6 Vexing Insurance Billing Questions

By Christine Schneider, VP of Operations

If you’re an insurance biller for an optometry practice, you’re a master problem solver. Each patient is unique, their needs and their coverage. But even the most experienced billers run into vexing billing questions. Here are a few common insurance billing questions that stump the best of us — and their answers to help you provide better optometric patient care.

Is it common for insurances to pay for medically necessary contact lenses?

In general, it’s more common for vision plans to cover medically necessary contact lenses than medical plans. Most medical plans, however, will cover the diagnosis and monitoring of the condition and leave the fitting and materials to the vision plan.

Each vision and health plan defines medically necessary contact lenses with different sets of parameters and allowable medical diagnosis.There are often specific steps needed for the approval of the fitting and the materials, including prior authorization and/or medical records.

Be sure to understand the needs of each payer with which you are dealing.

How do you appropriately bill and code for foreign body removal? Can you use the same code for the procedure and office visit? Or do they require different diagnosis codes?

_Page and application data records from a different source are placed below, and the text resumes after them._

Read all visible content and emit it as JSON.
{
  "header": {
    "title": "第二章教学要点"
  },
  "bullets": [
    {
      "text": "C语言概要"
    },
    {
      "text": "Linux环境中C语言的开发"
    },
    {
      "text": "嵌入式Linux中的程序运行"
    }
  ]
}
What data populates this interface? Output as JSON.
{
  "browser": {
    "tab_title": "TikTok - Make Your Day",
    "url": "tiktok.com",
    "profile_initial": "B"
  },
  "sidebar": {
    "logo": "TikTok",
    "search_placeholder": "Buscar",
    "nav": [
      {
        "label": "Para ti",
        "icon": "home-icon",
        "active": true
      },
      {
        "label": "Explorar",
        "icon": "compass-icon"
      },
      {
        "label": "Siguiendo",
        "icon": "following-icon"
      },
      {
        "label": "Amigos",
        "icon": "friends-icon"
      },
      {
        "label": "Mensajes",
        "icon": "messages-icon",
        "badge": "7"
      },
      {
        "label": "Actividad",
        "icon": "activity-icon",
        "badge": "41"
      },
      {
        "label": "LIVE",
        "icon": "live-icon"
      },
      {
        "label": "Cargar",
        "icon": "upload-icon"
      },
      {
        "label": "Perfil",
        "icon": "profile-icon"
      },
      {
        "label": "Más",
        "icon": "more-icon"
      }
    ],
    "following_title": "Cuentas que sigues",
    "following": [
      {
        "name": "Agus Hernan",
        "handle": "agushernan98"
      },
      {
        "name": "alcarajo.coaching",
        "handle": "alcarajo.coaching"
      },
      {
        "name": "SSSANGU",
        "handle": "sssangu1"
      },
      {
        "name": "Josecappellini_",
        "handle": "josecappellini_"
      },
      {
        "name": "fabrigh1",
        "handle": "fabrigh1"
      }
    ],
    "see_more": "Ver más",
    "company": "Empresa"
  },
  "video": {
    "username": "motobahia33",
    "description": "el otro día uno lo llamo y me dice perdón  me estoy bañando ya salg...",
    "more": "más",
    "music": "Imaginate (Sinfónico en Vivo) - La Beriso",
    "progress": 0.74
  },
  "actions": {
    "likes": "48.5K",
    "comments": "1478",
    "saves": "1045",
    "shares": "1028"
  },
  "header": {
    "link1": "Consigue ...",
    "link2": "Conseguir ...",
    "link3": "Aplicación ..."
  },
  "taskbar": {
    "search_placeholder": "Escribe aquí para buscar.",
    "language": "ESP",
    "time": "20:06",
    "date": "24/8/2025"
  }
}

As with most minor surgical procedures, the CPT code for a foreign body removal includes allowance for the exam. So, most times you should not bill a separate exam with the code. If your patient has other reasons for presenting at the office outside of a foreign body, you can then bill for an exam with a different diagnosis and a modifier 25 added to the exam code.

How many times a year can you safely bill for OCT if you are treating a patient for glaucoma or macular degeneration?

This will vary payer to payer, but many policies allow once or twice a year for 92133 — depending on the stage of glaucoma and 92134, more often for some retinal diseases. It’s always recommended to view your medically necessary guidelines and allowances for each payer.

How do you bill appropriately for cataract surgery co-management?

For all co-managed claims, you will need to bill with the surgery date and diagnosis the surgeon has billed for. Make sure you put the surgeon as the rendering provider with their NPI and apply modifier 55 to indicate this is a co-managed claim. The assume and relinquish date indication, as well as units to reflect co-managed days, vary from payer to payer.

You will want to review those specific requirements prior to filing your claim. You must also have a TOC (transfer of care) agreement in place and on file between you, the surgeon and the patient.

See our article, Avoiding Billing Detours for Co-Managing Cataract Care, for more tips on this often complicated insurance billing scenario.

Is there a code you can utilize to bill after-hours visits?

CPT 99050 or CPT 99051, reflect after-business hours, but most insurance companies will not pay for these codes unless your contract with them specifically states they will.

What are the different modifiers and when do they need to be used?

Here are some common modifiers:

  • RT/LT for right and left eye/lid.
  • E1-E4 differentiate right and left as well as inferior and superior lids.
  • 24 is needed when an office visit occurs during a global period that is unrelated to the procedure by the same doctor.
  • 25 indicates separate and unrelated procedures on the same day.
  • 50 indicates bilateral procedures performed during the same visit.
  • 51 indicates multiple procedures performed on the same day/same encounter.
  • 55 is needed for co-management.
  • 59 is for services and/or procedures not normally reported together but are appropriate under the circumstances.
  • 79 is non-related procedures or services by the same doctor inside of a global period.